In these circumstances, the founder handed the management of Fukusuke to me. My belief has always been that the three principles must be further consolidated for the Fukusuke and Horikawa restaurant chain to be a part of current society. As a result, I concluded that there were too many restaurants for us to consolidate the three principles and to protect the smiles of our customers and staff.

After long deliberation, I decided to close the older restaurants. This involves saying farewell to part-time staff and some of our customers. Closing restaurants is always harder than opening them. But the pain I experienced propelled me forward to prepare for the next steps. I hope to open new stores primarily around the Greater Tokyo Area.

I promise my customers that Fukusuke and Horikawa restaurants will always be a relaxing place where you can expect reliable services and warm hospitality. We will continue to provide great services and dishes so that our customers can always say, “I’m glad I came to Fukusuke,” or, “Coming to Horikawa was the right decision.”

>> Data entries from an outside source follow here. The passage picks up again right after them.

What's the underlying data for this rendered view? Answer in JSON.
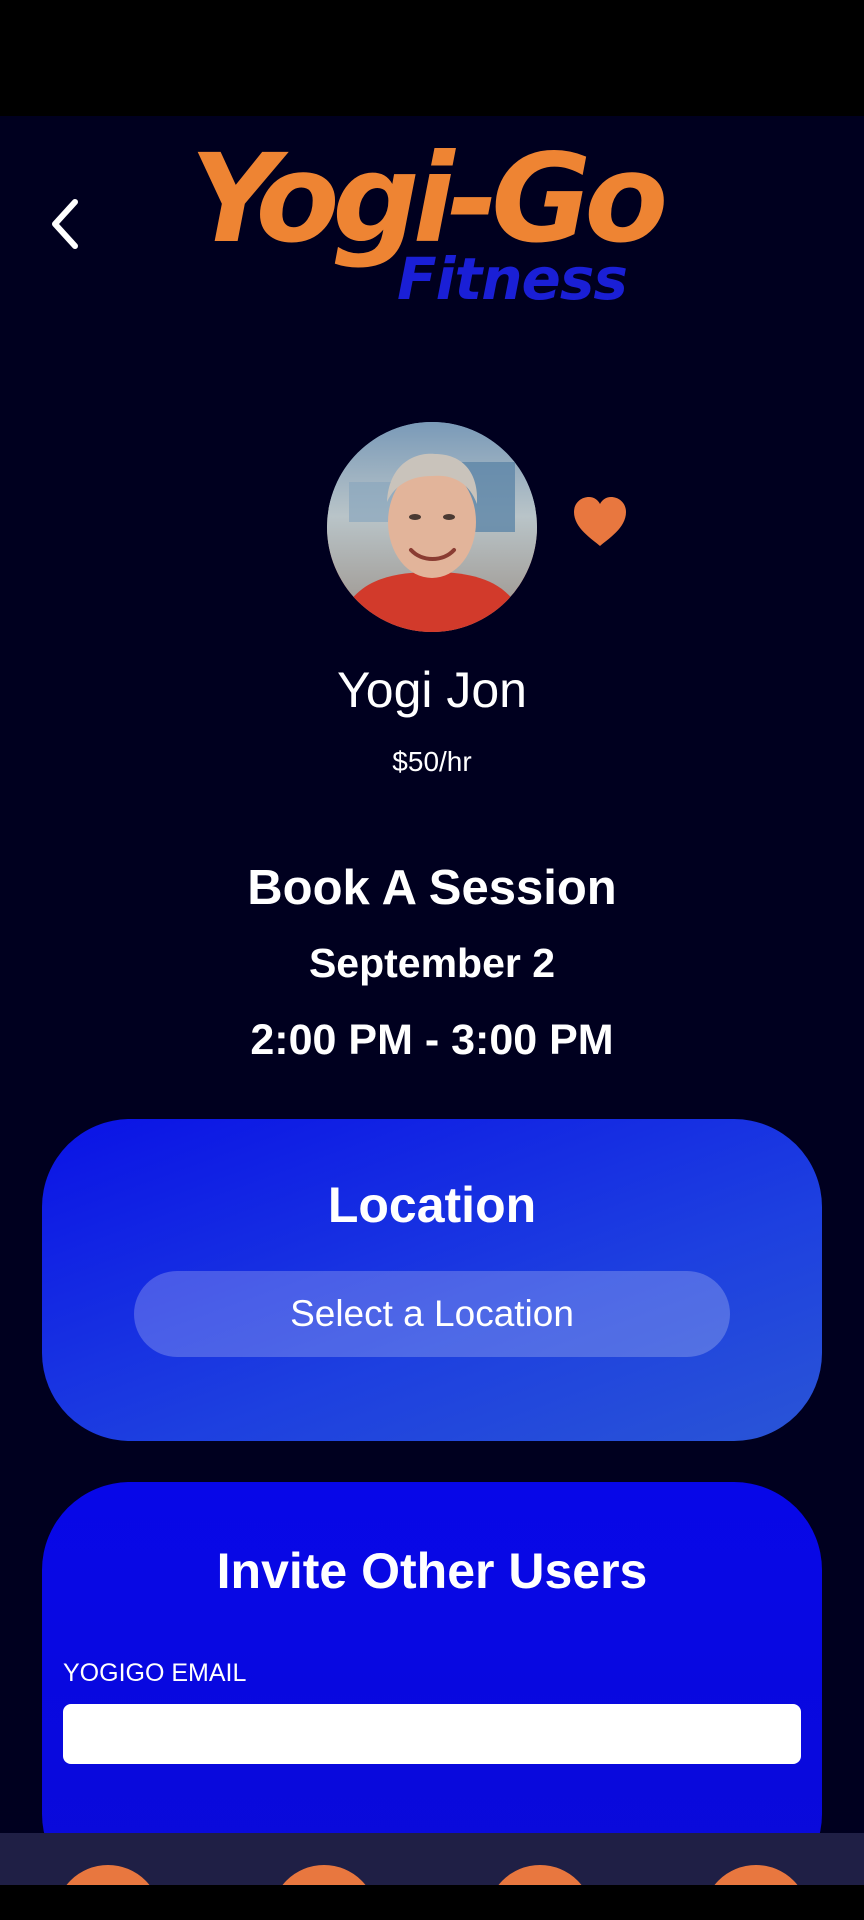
{
  "header": {
    "logo_main": "Yogi-Go",
    "logo_sub": "Fitness"
  },
  "trainer": {
    "name": "Yogi Jon",
    "rate": "$50/hr"
  },
  "booking": {
    "title": "Book A Session",
    "date": "September 2",
    "time": "2:00 PM - 3:00 PM"
  },
  "location": {
    "title": "Location",
    "select_label": "Select a Location"
  },
  "invite": {
    "title": "Invite Other Users",
    "email_label": "YOGIGO EMAIL",
    "email_value": ""
  },
  "icons": {
    "back": "chevron-left-icon",
    "favorite": "heart-icon",
    "tabs": [
      "home-icon",
      "profile-icon",
      "favorites-icon",
      "calendar-icon"
    ]
  },
  "colors": {
    "background": "#00001f",
    "accent_orange": "#e8773f",
    "logo_orange": "#ee8433",
    "logo_blue": "#1a1fd6",
    "card_blue": "#0707e8",
    "tabbar": "#1f1f45"
  }
}
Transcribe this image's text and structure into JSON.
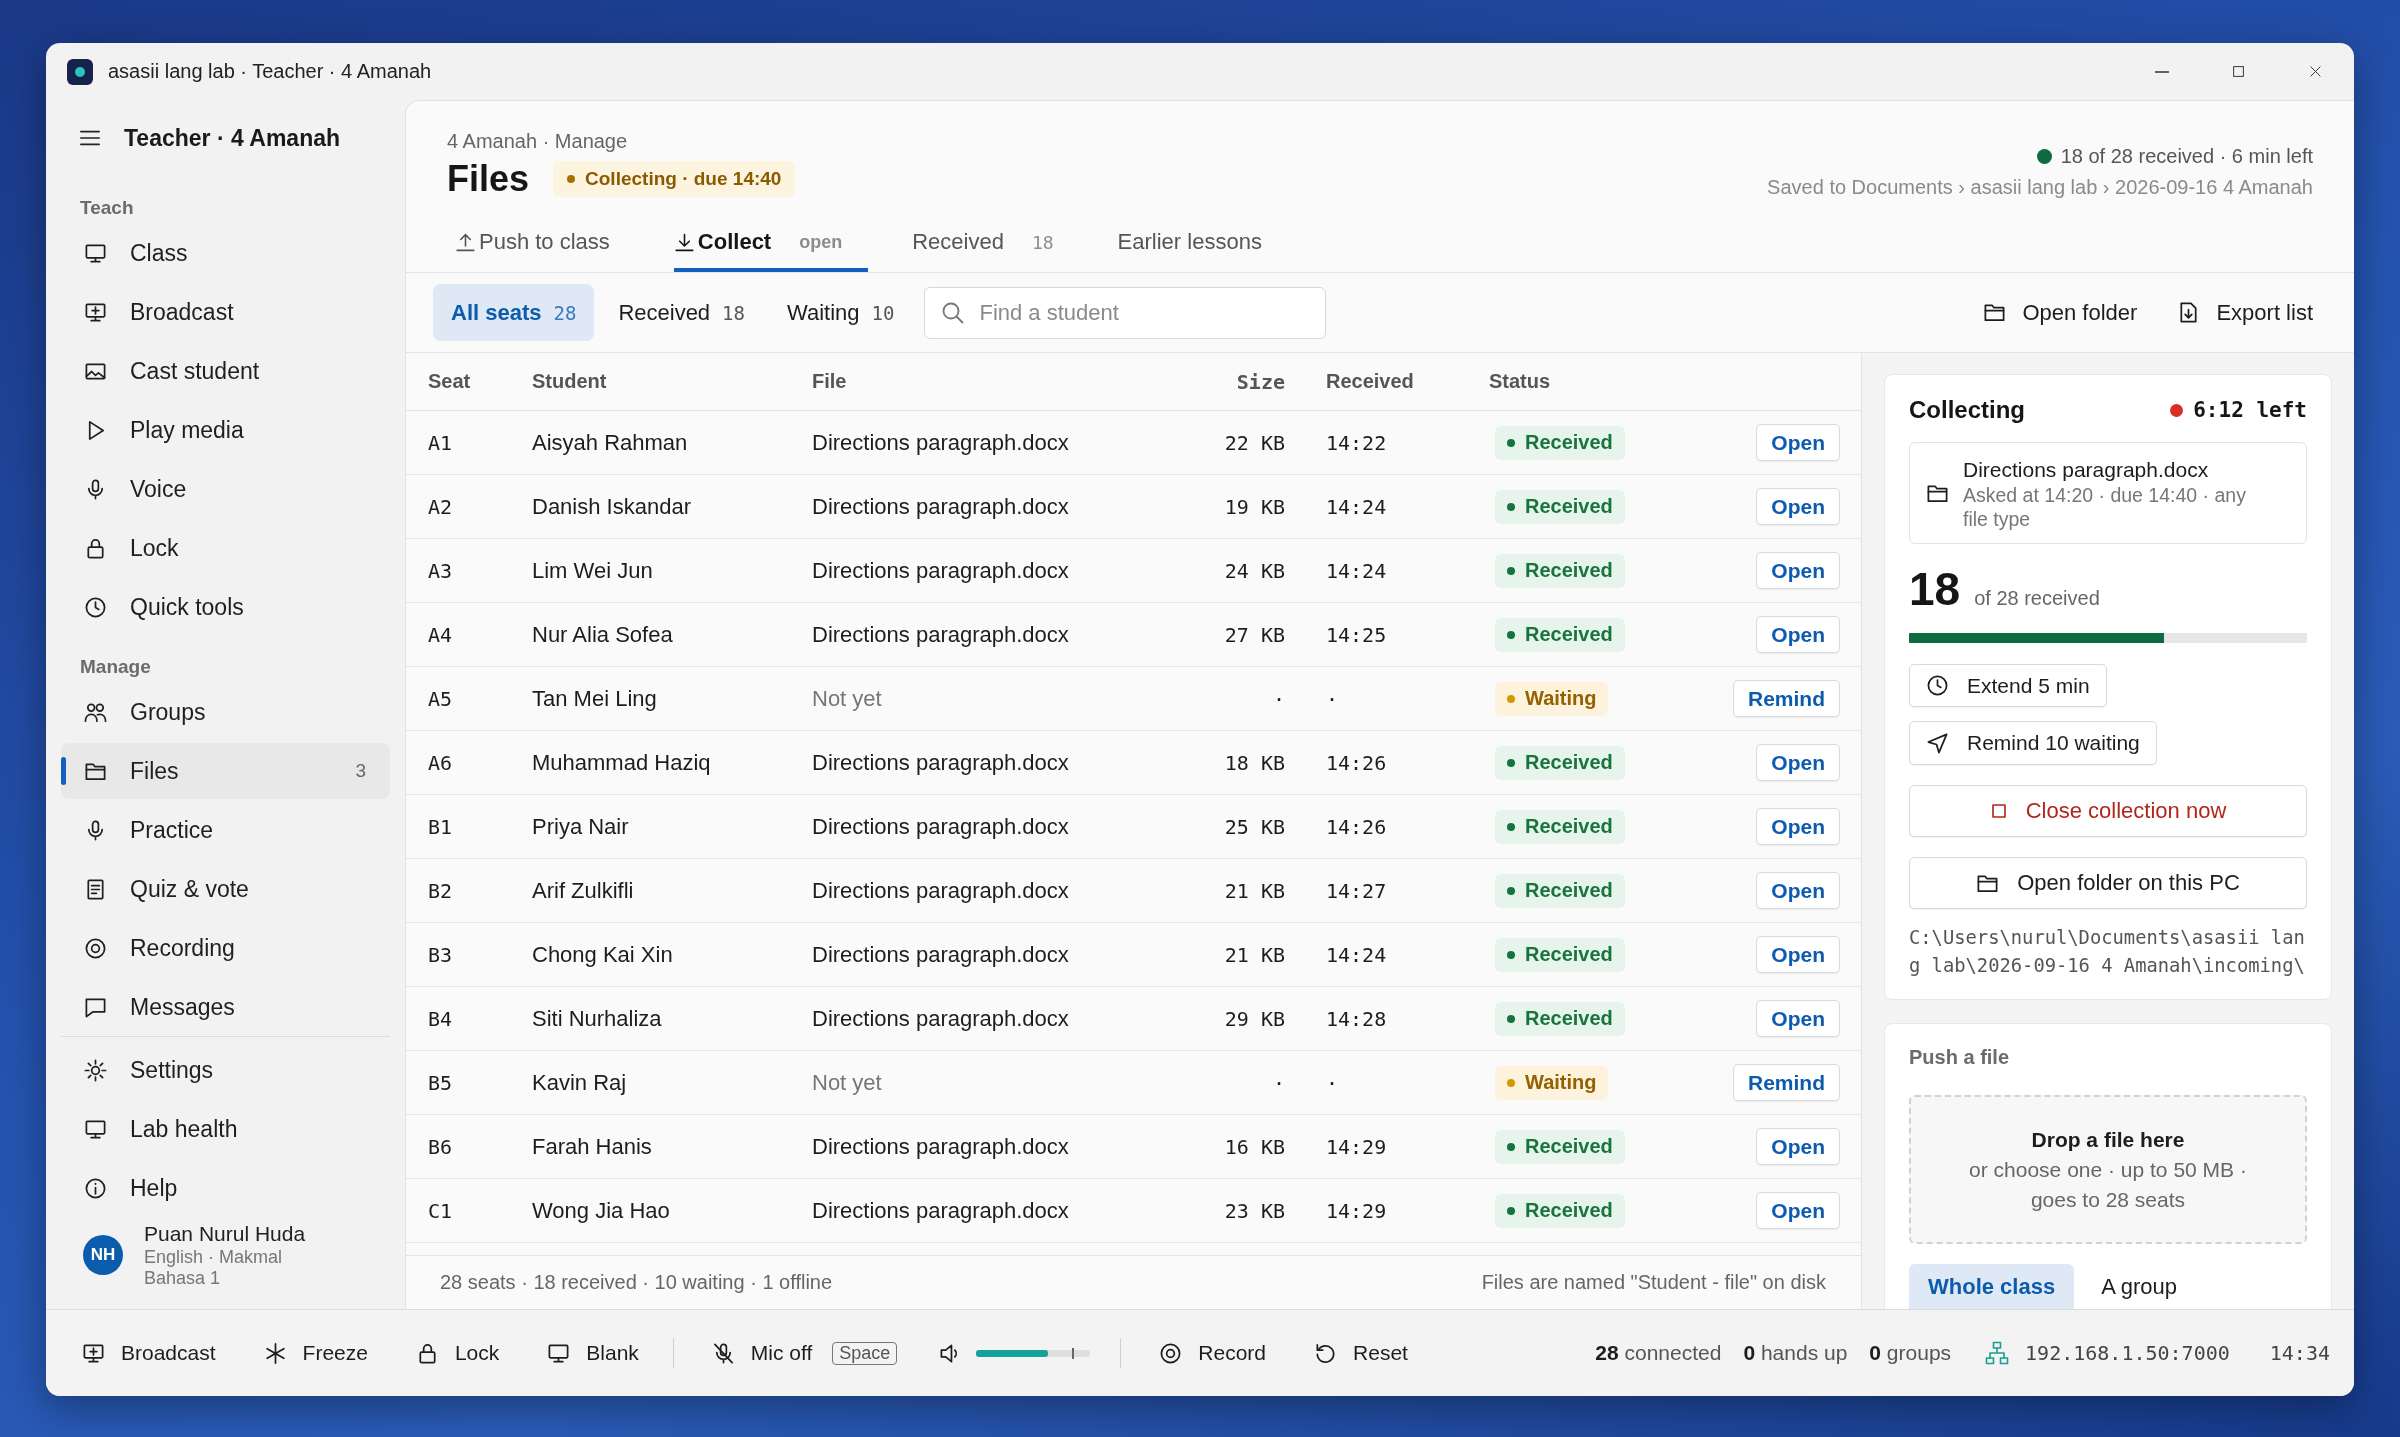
{
  "window": {
    "title": "asasii lang lab · Teacher · 4 Amanah"
  },
  "sidebar": {
    "title": "Teacher · 4 Amanah",
    "sections": [
      {
        "heading": "Teach",
        "items": [
          {
            "label": "Class",
            "selected": false
          },
          {
            "label": "Broadcast",
            "selected": false
          },
          {
            "label": "Cast student",
            "selected": false
          },
          {
            "label": "Play media",
            "selected": false
          },
          {
            "label": "Voice",
            "selected": false
          },
          {
            "label": "Lock",
            "selected": false
          },
          {
            "label": "Quick tools",
            "selected": false
          }
        ]
      },
      {
        "heading": "Manage",
        "items": [
          {
            "label": "Groups",
            "selected": false
          },
          {
            "label": "Files",
            "count": "3",
            "selected": true
          },
          {
            "label": "Practice",
            "selected": false
          },
          {
            "label": "Quiz & vote",
            "selected": false
          },
          {
            "label": "Recording",
            "selected": false
          },
          {
            "label": "Messages",
            "selected": false
          }
        ]
      }
    ],
    "footer_items": [
      {
        "label": "Settings",
        "selected": false
      },
      {
        "label": "Lab health",
        "selected": false
      },
      {
        "label": "Help",
        "selected": false
      }
    ],
    "user": {
      "initials": "NH",
      "name": "Puan Nurul Huda",
      "detail": "English · Makmal Bahasa 1"
    }
  },
  "header": {
    "breadcrumb": "4 Amanah · Manage",
    "title": "Files",
    "badge": "Collecting · due 14:40",
    "status": "18 of 28 received · 6 min left",
    "save_path": "Saved to Documents › asasii lang lab › 2026-09-16 4 Amanah"
  },
  "tabs": [
    {
      "label": "Push to class",
      "selected": false
    },
    {
      "label": "Collect",
      "badge": "open",
      "selected": true
    },
    {
      "label": "Received",
      "count": "18",
      "selected": false
    },
    {
      "label": "Earlier lessons",
      "selected": false
    }
  ],
  "filters": [
    {
      "label": "All seats",
      "count": "28",
      "selected": true
    },
    {
      "label": "Received",
      "count": "18",
      "selected": false
    },
    {
      "label": "Waiting",
      "count": "10",
      "selected": false
    }
  ],
  "search": {
    "placeholder": "Find a student"
  },
  "actions": [
    "Open folder",
    "Export list"
  ],
  "table": {
    "columns": [
      "Seat",
      "Student",
      "File",
      "Size",
      "Received",
      "Status"
    ],
    "rows": [
      {
        "seat": "A1",
        "student": "Aisyah Rahman",
        "file": "Directions paragraph.docx",
        "size": "22 KB",
        "received": "14:22",
        "status": "Received",
        "kind": "received",
        "action": "Open"
      },
      {
        "seat": "A2",
        "student": "Danish Iskandar",
        "file": "Directions paragraph.docx",
        "size": "19 KB",
        "received": "14:24",
        "status": "Received",
        "kind": "received",
        "action": "Open"
      },
      {
        "seat": "A3",
        "student": "Lim Wei Jun",
        "file": "Directions paragraph.docx",
        "size": "24 KB",
        "received": "14:24",
        "status": "Received",
        "kind": "received",
        "action": "Open"
      },
      {
        "seat": "A4",
        "student": "Nur Alia Sofea",
        "file": "Directions paragraph.docx",
        "size": "27 KB",
        "received": "14:25",
        "status": "Received",
        "kind": "received",
        "action": "Open"
      },
      {
        "seat": "A5",
        "student": "Tan Mei Ling",
        "file": "Not yet",
        "size": "·",
        "received": "·",
        "status": "Waiting",
        "kind": "waiting",
        "action": "Remind"
      },
      {
        "seat": "A6",
        "student": "Muhammad Haziq",
        "file": "Directions paragraph.docx",
        "size": "18 KB",
        "received": "14:26",
        "status": "Received",
        "kind": "received",
        "action": "Open"
      },
      {
        "seat": "B1",
        "student": "Priya Nair",
        "file": "Directions paragraph.docx",
        "size": "25 KB",
        "received": "14:26",
        "status": "Received",
        "kind": "received",
        "action": "Open"
      },
      {
        "seat": "B2",
        "student": "Arif Zulkifli",
        "file": "Directions paragraph.docx",
        "size": "21 KB",
        "received": "14:27",
        "status": "Received",
        "kind": "received",
        "action": "Open"
      },
      {
        "seat": "B3",
        "student": "Chong Kai Xin",
        "file": "Directions paragraph.docx",
        "size": "21 KB",
        "received": "14:24",
        "status": "Received",
        "kind": "received",
        "action": "Open"
      },
      {
        "seat": "B4",
        "student": "Siti Nurhaliza",
        "file": "Directions paragraph.docx",
        "size": "29 KB",
        "received": "14:28",
        "status": "Received",
        "kind": "received",
        "action": "Open"
      },
      {
        "seat": "B5",
        "student": "Kavin Raj",
        "file": "Not yet",
        "size": "·",
        "received": "·",
        "status": "Waiting",
        "kind": "waiting",
        "action": "Remind"
      },
      {
        "seat": "B6",
        "student": "Farah Hanis",
        "file": "Directions paragraph.docx",
        "size": "16 KB",
        "received": "14:29",
        "status": "Received",
        "kind": "received",
        "action": "Open"
      },
      {
        "seat": "C1",
        "student": "Wong Jia Hao",
        "file": "Directions paragraph.docx",
        "size": "23 KB",
        "received": "14:29",
        "status": "Received",
        "kind": "received",
        "action": "Open"
      }
    ]
  },
  "table_footer": {
    "summary": "28 seats · 18 received · 10 waiting · 1 offline",
    "note": "Files are named \"Student - file\" on disk"
  },
  "collecting": {
    "title": "Collecting",
    "time_left": "6:12 left",
    "file": {
      "name": "Directions paragraph.docx",
      "detail": "Asked at 14:20 · due 14:40 · any file type"
    },
    "received_count": "18",
    "received_label": "of 28 received",
    "progress": {
      "level": 0.64
    },
    "buttons": [
      "Extend 5 min",
      "Remind 10 waiting"
    ],
    "close_button": "Close collection now",
    "folder_button": "Open folder on this PC",
    "path": "C:\\Users\\nurul\\Documents\\asasii lang lab\\2026-09-16 4 Amanah\\incoming\\"
  },
  "push": {
    "title": "Push a file",
    "drop_title": "Drop a file here",
    "drop_hint": "or choose one · up to 50 MB · goes to 28 seats",
    "targets": [
      {
        "label": "Whole class",
        "selected": true
      },
      {
        "label": "A group",
        "selected": false
      }
    ]
  },
  "bottom_bar": {
    "tools": [
      "Broadcast",
      "Freeze",
      "Lock",
      "Blank"
    ],
    "mic": {
      "label": "Mic off",
      "shortcut": "Space"
    },
    "volume": {
      "level": 0.63
    },
    "actions": [
      "Record",
      "Reset"
    ],
    "stats": [
      "**28** connected",
      "**0** hands up",
      "**0** groups"
    ],
    "address": "192.168.1.50:7000",
    "time": "14:34"
  }
}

Japanese cuisine was registered as an Intangible Cultural Heritage in 2013, and the Tokyo Olympics and Paralympics will be held in 2020. We will continue to offer tempura, Japanese cuisine, and teppanyaki, which are classic Japanese dishes, through our high-quality services.

I would like to thank all our customers and staff for their warm support, and I extend a warm welcome to future customers of Fukusuke and Horikawa restaurants.